START Extracted data
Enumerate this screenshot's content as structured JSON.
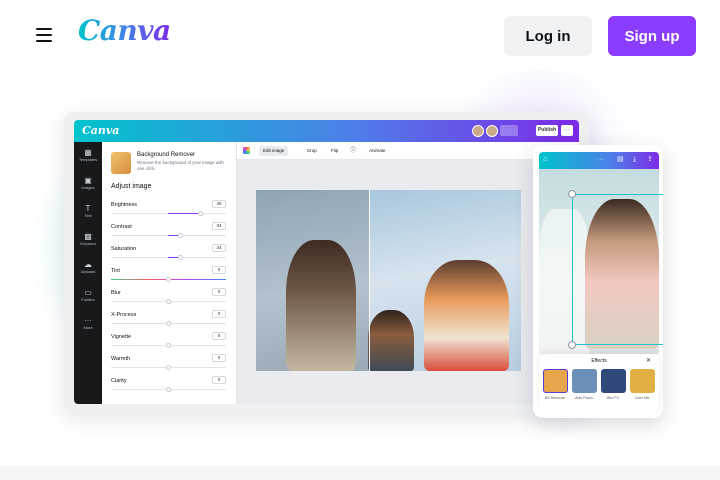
{
  "header": {
    "logo_text": "Canva",
    "login_label": "Log in",
    "signup_label": "Sign up",
    "accent_color": "#8b3dff"
  },
  "editor": {
    "logo_text": "Canva",
    "publish_label": "Publish",
    "more_label": "···",
    "rail": [
      {
        "icon": "layout-icon",
        "glyph": "▦",
        "label": "Templates"
      },
      {
        "icon": "image-icon",
        "glyph": "▣",
        "label": "Images"
      },
      {
        "icon": "text-icon",
        "glyph": "T",
        "label": "Text"
      },
      {
        "icon": "background-icon",
        "glyph": "▩",
        "label": "Keyword"
      },
      {
        "icon": "upload-icon",
        "glyph": "☁",
        "label": "Uploads"
      },
      {
        "icon": "folder-icon",
        "glyph": "▭",
        "label": "Folders"
      },
      {
        "icon": "more-icon",
        "glyph": "···",
        "label": "More"
      }
    ],
    "bg_remover_title": "Background Remover",
    "bg_remover_desc": "Remove the background of your image with one click.",
    "adjust_title": "Adjust image",
    "sliders": [
      {
        "label": "Brightness",
        "value": "30"
      },
      {
        "label": "Contrast",
        "value": "34"
      },
      {
        "label": "Saturation",
        "value": "34"
      },
      {
        "label": "Tint",
        "value": "0"
      },
      {
        "label": "Blur",
        "value": "0"
      },
      {
        "label": "X-Process",
        "value": "0"
      },
      {
        "label": "Vignette",
        "value": "0"
      },
      {
        "label": "Warmth",
        "value": "0"
      },
      {
        "label": "Clarity",
        "value": "0"
      }
    ],
    "toolbar": {
      "edit_image": "Edit image",
      "crop": "Crop",
      "flip": "Flip",
      "info": "ⓘ",
      "animate": "Animate"
    }
  },
  "phone": {
    "effects_title": "Effects",
    "close_label": "✕",
    "effects": [
      {
        "label": "BG Remover",
        "color": "#e7a64b"
      },
      {
        "label": "Auto Focus",
        "color": "#6b8fb6"
      },
      {
        "label": "Blur FX",
        "color": "#2e4a7a"
      },
      {
        "label": "Color Mix",
        "color": "#e0b045"
      }
    ]
  }
}
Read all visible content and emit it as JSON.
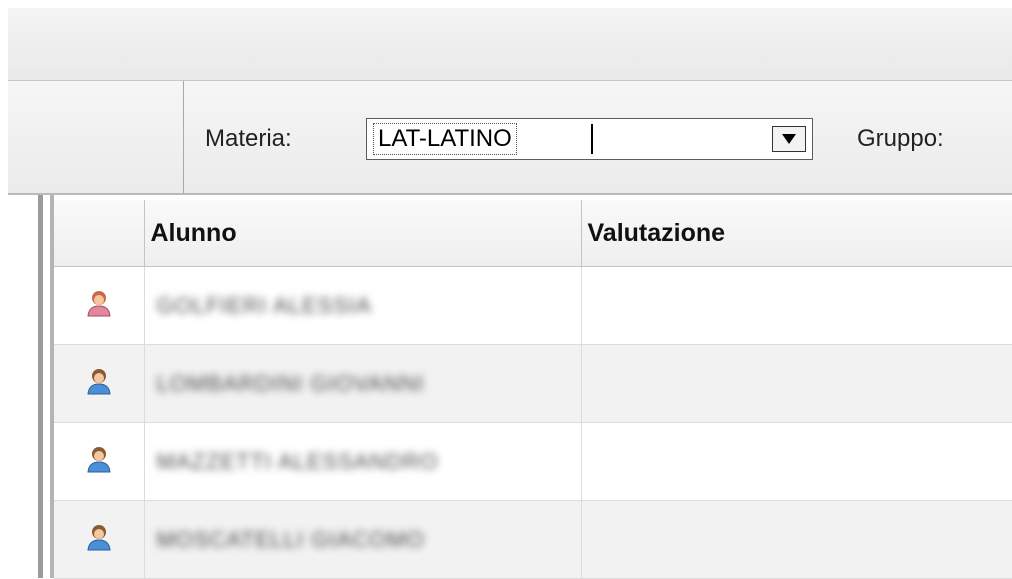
{
  "toolbar": {
    "materia_label": "Materia:",
    "materia_value": "LAT-LATINO",
    "gruppo_label": "Gruppo:"
  },
  "grid": {
    "columns": [
      "",
      "Alunno",
      "Valutazione"
    ],
    "rows": [
      {
        "icon": "female-student-icon",
        "icon_color": "#e3869e",
        "name": "GOLFIERI ALESSIA",
        "valutazione": ""
      },
      {
        "icon": "male-student-icon",
        "icon_color": "#4a8fd8",
        "name": "LOMBARDINI GIOVANNI",
        "valutazione": ""
      },
      {
        "icon": "male-student-icon",
        "icon_color": "#4a8fd8",
        "name": "MAZZETTI ALESSANDRO",
        "valutazione": ""
      },
      {
        "icon": "male-student-icon",
        "icon_color": "#4a8fd8",
        "name": "MOSCATELLI GIACOMO",
        "valutazione": ""
      }
    ]
  },
  "colors": {
    "female_icon": "#e3869e",
    "male_icon": "#4a8fd8",
    "row_alt_bg": "#f2f2f2"
  }
}
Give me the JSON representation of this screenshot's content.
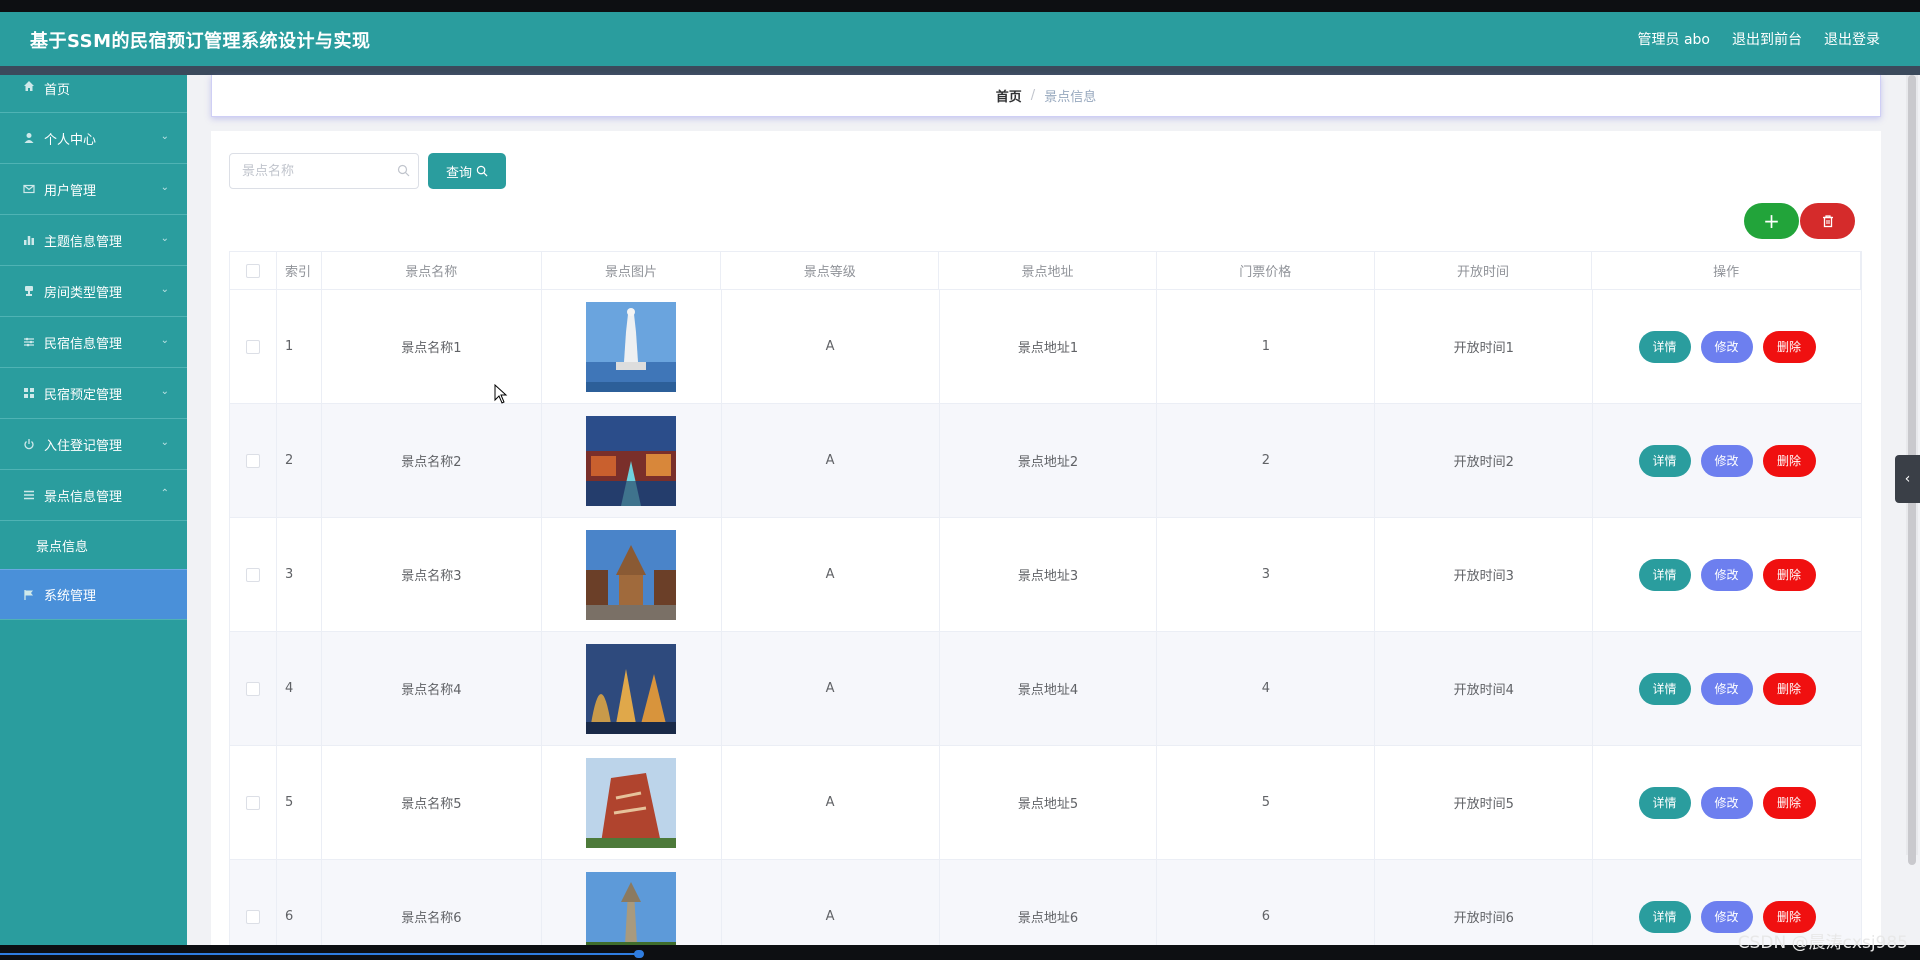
{
  "header": {
    "title": "基于SSM的民宿预订管理系统设计与实现",
    "admin": "管理员 abo",
    "exit_front": "退出到前台",
    "logout": "退出登录"
  },
  "sidebar": {
    "items": [
      {
        "label": "首页",
        "icon": "home-icon"
      },
      {
        "label": "个人中心",
        "icon": "user-icon"
      },
      {
        "label": "用户管理",
        "icon": "mail-icon"
      },
      {
        "label": "主题信息管理",
        "icon": "bar-chart-icon"
      },
      {
        "label": "房间类型管理",
        "icon": "stamp-icon"
      },
      {
        "label": "民宿信息管理",
        "icon": "sliders-icon"
      },
      {
        "label": "民宿预定管理",
        "icon": "grid-icon"
      },
      {
        "label": "入住登记管理",
        "icon": "power-icon"
      },
      {
        "label": "景点信息管理",
        "icon": "list-icon"
      }
    ],
    "sub_item": "景点信息",
    "active_item": "系统管理",
    "active_color": "#4a90d9"
  },
  "breadcrumb": {
    "home": "首页",
    "separator": "/",
    "current": "景点信息"
  },
  "search": {
    "placeholder": "景点名称",
    "query_label": "查询"
  },
  "table": {
    "headers": [
      "索引",
      "景点名称",
      "景点图片",
      "景点等级",
      "景点地址",
      "门票价格",
      "开放时间",
      "操作"
    ],
    "rows": [
      {
        "idx": "1",
        "name": "景点名称1",
        "level": "A",
        "address": "景点地址1",
        "price": "1",
        "time": "开放时间1"
      },
      {
        "idx": "2",
        "name": "景点名称2",
        "level": "A",
        "address": "景点地址2",
        "price": "2",
        "time": "开放时间2"
      },
      {
        "idx": "3",
        "name": "景点名称3",
        "level": "A",
        "address": "景点地址3",
        "price": "3",
        "time": "开放时间3"
      },
      {
        "idx": "4",
        "name": "景点名称4",
        "level": "A",
        "address": "景点地址4",
        "price": "4",
        "time": "开放时间4"
      },
      {
        "idx": "5",
        "name": "景点名称5",
        "level": "A",
        "address": "景点地址5",
        "price": "5",
        "time": "开放时间5"
      },
      {
        "idx": "6",
        "name": "景点名称6",
        "level": "A",
        "address": "景点地址6",
        "price": "6",
        "time": "开放时间6"
      }
    ],
    "actions": {
      "detail": "详情",
      "edit": "修改",
      "delete": "删除"
    }
  },
  "colors": {
    "primary": "#2a9d9e",
    "add": "#22a43a",
    "delete": "#d52b2b",
    "edit": "#6d7fef",
    "danger": "#f01010"
  },
  "watermark": "CSDN @晨涛cxsj985"
}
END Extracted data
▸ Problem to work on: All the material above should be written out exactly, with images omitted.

▸ Response:
Enumerate this screenshot's content as structured JSON.
{
  "header": {
    "logo_text": "Canva",
    "login_label": "Log in",
    "signup_label": "Sign up",
    "accent_color": "#8b3dff"
  },
  "editor": {
    "logo_text": "Canva",
    "publish_label": "Publish",
    "more_label": "···",
    "rail": [
      {
        "icon": "layout-icon",
        "glyph": "▦",
        "label": "Templates"
      },
      {
        "icon": "image-icon",
        "glyph": "▣",
        "label": "Images"
      },
      {
        "icon": "text-icon",
        "glyph": "T",
        "label": "Text"
      },
      {
        "icon": "background-icon",
        "glyph": "▩",
        "label": "Keyword"
      },
      {
        "icon": "upload-icon",
        "glyph": "☁",
        "label": "Uploads"
      },
      {
        "icon": "folder-icon",
        "glyph": "▭",
        "label": "Folders"
      },
      {
        "icon": "more-icon",
        "glyph": "···",
        "label": "More"
      }
    ],
    "bg_remover_title": "Background Remover",
    "bg_remover_desc": "Remove the background of your image with one click.",
    "adjust_title": "Adjust image",
    "sliders": [
      {
        "label": "Brightness",
        "value": "30"
      },
      {
        "label": "Contrast",
        "value": "34"
      },
      {
        "label": "Saturation",
        "value": "34"
      },
      {
        "label": "Tint",
        "value": "0"
      },
      {
        "label": "Blur",
        "value": "0"
      },
      {
        "label": "X-Process",
        "value": "0"
      },
      {
        "label": "Vignette",
        "value": "0"
      },
      {
        "label": "Warmth",
        "value": "0"
      },
      {
        "label": "Clarity",
        "value": "0"
      }
    ],
    "toolbar": {
      "edit_image": "Edit image",
      "crop": "Crop",
      "flip": "Flip",
      "info": "ⓘ",
      "animate": "Animate"
    }
  },
  "phone": {
    "effects_title": "Effects",
    "close_label": "✕",
    "effects": [
      {
        "label": "BG Remover",
        "color": "#e7a64b"
      },
      {
        "label": "Auto Focus",
        "color": "#6b8fb6"
      },
      {
        "label": "Blur FX",
        "color": "#2e4a7a"
      },
      {
        "label": "Color Mix",
        "color": "#e0b045"
      }
    ]
  }
}
Read all visible content and emit it as JSON.
{
  "toolbar": {
    "materia_label": "Materia:",
    "materia_value": "LAT-LATINO",
    "gruppo_label": "Gruppo:"
  },
  "grid": {
    "columns": [
      "",
      "Alunno",
      "Valutazione"
    ],
    "rows": [
      {
        "icon": "female-student-icon",
        "icon_color": "#e3869e",
        "name": "GOLFIERI ALESSIA",
        "valutazione": ""
      },
      {
        "icon": "male-student-icon",
        "icon_color": "#4a8fd8",
        "name": "LOMBARDINI GIOVANNI",
        "valutazione": ""
      },
      {
        "icon": "male-student-icon",
        "icon_color": "#4a8fd8",
        "name": "MAZZETTI ALESSANDRO",
        "valutazione": ""
      },
      {
        "icon": "male-student-icon",
        "icon_color": "#4a8fd8",
        "name": "MOSCATELLI GIACOMO",
        "valutazione": ""
      }
    ]
  },
  "colors": {
    "female_icon": "#e3869e",
    "male_icon": "#4a8fd8",
    "row_alt_bg": "#f2f2f2"
  }
}
Give me the JSON representation of this screenshot's content.
{
  "header": {
    "title": "基于SSM的民宿预订管理系统设计与实现",
    "admin": "管理员 abo",
    "exit_front": "退出到前台",
    "logout": "退出登录"
  },
  "sidebar": {
    "items": [
      {
        "label": "首页",
        "icon": "home-icon"
      },
      {
        "label": "个人中心",
        "icon": "user-icon"
      },
      {
        "label": "用户管理",
        "icon": "mail-icon"
      },
      {
        "label": "主题信息管理",
        "icon": "bar-chart-icon"
      },
      {
        "label": "房间类型管理",
        "icon": "stamp-icon"
      },
      {
        "label": "民宿信息管理",
        "icon": "sliders-icon"
      },
      {
        "label": "民宿预定管理",
        "icon": "grid-icon"
      },
      {
        "label": "入住登记管理",
        "icon": "power-icon"
      },
      {
        "label": "景点信息管理",
        "icon": "list-icon"
      }
    ],
    "sub_item": "景点信息",
    "active_item": "系统管理",
    "active_color": "#4a90d9"
  },
  "breadcrumb": {
    "home": "首页",
    "separator": "/",
    "current": "景点信息"
  },
  "search": {
    "placeholder": "景点名称",
    "query_label": "查询"
  },
  "table": {
    "headers": [
      "索引",
      "景点名称",
      "景点图片",
      "景点等级",
      "景点地址",
      "门票价格",
      "开放时间",
      "操作"
    ],
    "rows": [
      {
        "idx": "1",
        "name": "景点名称1",
        "level": "A",
        "address": "景点地址1",
        "price": "1",
        "time": "开放时间1"
      },
      {
        "idx": "2",
        "name": "景点名称2",
        "level": "A",
        "address": "景点地址2",
        "price": "2",
        "time": "开放时间2"
      },
      {
        "idx": "3",
        "name": "景点名称3",
        "level": "A",
        "address": "景点地址3",
        "price": "3",
        "time": "开放时间3"
      },
      {
        "idx": "4",
        "name": "景点名称4",
        "level": "A",
        "address": "景点地址4",
        "price": "4",
        "time": "开放时间4"
      },
      {
        "idx": "5",
        "name": "景点名称5",
        "level": "A",
        "address": "景点地址5",
        "price": "5",
        "time": "开放时间5"
      },
      {
        "idx": "6",
        "name": "景点名称6",
        "level": "A",
        "address": "景点地址6",
        "price": "6",
        "time": "开放时间6"
      }
    ],
    "actions": {
      "detail": "详情",
      "edit": "修改",
      "delete": "删除"
    }
  },
  "colors": {
    "primary": "#2a9d9e",
    "add": "#22a43a",
    "delete": "#d52b2b",
    "edit": "#6d7fef",
    "danger": "#f01010"
  },
  "watermark": "CSDN @晨涛cxsj985"
}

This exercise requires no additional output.